Brief:
Copy out, from the data, each line containing the string "title".

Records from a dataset
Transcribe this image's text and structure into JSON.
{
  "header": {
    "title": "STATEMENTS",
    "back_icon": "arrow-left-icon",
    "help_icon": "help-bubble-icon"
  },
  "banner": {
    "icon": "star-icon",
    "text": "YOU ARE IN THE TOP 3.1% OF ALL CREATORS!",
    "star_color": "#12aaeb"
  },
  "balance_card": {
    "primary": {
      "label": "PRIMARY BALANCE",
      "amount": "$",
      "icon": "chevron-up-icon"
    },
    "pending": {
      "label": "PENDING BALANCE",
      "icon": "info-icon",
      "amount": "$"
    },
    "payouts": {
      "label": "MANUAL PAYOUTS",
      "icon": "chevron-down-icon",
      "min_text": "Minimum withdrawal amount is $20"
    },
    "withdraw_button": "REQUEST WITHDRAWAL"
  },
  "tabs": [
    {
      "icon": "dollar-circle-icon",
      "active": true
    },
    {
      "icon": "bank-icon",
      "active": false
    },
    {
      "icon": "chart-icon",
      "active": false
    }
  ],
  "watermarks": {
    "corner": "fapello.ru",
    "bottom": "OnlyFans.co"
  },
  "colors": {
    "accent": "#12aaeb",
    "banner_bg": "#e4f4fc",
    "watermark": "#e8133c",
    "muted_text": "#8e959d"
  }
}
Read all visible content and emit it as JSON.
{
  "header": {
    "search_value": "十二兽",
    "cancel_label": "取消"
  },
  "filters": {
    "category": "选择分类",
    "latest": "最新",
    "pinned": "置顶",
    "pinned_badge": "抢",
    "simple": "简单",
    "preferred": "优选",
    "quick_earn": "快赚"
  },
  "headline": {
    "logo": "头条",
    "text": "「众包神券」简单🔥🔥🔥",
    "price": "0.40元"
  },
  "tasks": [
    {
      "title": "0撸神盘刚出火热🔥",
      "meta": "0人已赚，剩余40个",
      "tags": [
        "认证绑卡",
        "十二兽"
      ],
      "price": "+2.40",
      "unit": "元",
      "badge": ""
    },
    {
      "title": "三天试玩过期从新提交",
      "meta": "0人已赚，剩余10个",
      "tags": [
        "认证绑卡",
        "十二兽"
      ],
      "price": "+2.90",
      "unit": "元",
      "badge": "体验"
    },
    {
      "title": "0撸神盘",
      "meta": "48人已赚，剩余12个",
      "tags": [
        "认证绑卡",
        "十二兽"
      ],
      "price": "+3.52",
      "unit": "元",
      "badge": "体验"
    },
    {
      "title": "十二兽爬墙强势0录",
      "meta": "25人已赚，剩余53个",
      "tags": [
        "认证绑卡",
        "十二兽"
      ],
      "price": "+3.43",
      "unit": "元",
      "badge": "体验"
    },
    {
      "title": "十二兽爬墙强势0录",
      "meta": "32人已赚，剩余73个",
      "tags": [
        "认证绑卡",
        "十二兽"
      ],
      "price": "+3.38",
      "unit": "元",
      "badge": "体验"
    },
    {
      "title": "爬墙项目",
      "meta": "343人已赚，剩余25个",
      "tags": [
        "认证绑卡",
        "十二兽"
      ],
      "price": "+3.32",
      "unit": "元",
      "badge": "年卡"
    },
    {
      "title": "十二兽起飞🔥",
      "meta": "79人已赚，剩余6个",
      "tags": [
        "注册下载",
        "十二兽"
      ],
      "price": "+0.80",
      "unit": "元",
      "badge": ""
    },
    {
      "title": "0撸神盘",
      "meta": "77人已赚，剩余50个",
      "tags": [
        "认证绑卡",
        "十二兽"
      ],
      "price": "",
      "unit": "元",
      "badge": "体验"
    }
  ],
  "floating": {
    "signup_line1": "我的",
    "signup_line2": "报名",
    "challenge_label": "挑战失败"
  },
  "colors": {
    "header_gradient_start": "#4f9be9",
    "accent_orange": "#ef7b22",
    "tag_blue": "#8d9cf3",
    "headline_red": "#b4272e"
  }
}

Your solution:
    "title": "STATEMENTS",
      "title": "0撸神盘刚出火热🔥",
      "title": "三天试玩过期从新提交",
      "title": "0撸神盘",
      "title": "十二兽爬墙强势0录",
      "title": "十二兽爬墙强势0录",
      "title": "爬墙项目",
      "title": "十二兽起飞🔥",
      "title": "0撸神盘",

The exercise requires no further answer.